━━ EXTRACTED RECORDS

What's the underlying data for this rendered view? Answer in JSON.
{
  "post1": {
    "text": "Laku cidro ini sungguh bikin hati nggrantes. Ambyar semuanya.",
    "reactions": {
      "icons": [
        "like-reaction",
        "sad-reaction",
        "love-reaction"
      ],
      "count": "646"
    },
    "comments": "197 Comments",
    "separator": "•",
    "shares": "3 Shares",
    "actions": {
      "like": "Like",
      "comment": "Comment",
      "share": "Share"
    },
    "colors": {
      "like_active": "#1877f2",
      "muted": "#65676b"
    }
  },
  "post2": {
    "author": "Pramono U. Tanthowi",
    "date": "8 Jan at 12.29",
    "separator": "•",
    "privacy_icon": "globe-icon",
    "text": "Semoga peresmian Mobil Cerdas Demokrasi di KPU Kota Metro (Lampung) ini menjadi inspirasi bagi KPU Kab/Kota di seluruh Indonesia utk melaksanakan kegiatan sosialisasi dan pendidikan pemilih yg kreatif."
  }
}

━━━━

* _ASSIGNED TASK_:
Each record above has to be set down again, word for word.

* _REPLY_:
What's the underlying data for this rendered view? Answer in JSON.
{
  "post1": {
    "text": "Laku cidro ini sungguh bikin hati nggrantes. Ambyar semuanya.",
    "reactions": {
      "icons": [
        "like-reaction",
        "sad-reaction",
        "love-reaction"
      ],
      "count": "646"
    },
    "comments": "197 Comments",
    "separator": "•",
    "shares": "3 Shares",
    "actions": {
      "like": "Like",
      "comment": "Comment",
      "share": "Share"
    },
    "colors": {
      "like_active": "#1877f2",
      "muted": "#65676b"
    }
  },
  "post2": {
    "author": "Pramono U. Tanthowi",
    "date": "8 Jan at 12.29",
    "separator": "•",
    "privacy_icon": "globe-icon",
    "text": "Semoga peresmian Mobil Cerdas Demokrasi di KPU Kota Metro (Lampung) ini menjadi inspirasi bagi KPU Kab/Kota di seluruh Indonesia utk melaksanakan kegiatan sosialisasi dan pendidikan pemilih yg kreatif."
  }
}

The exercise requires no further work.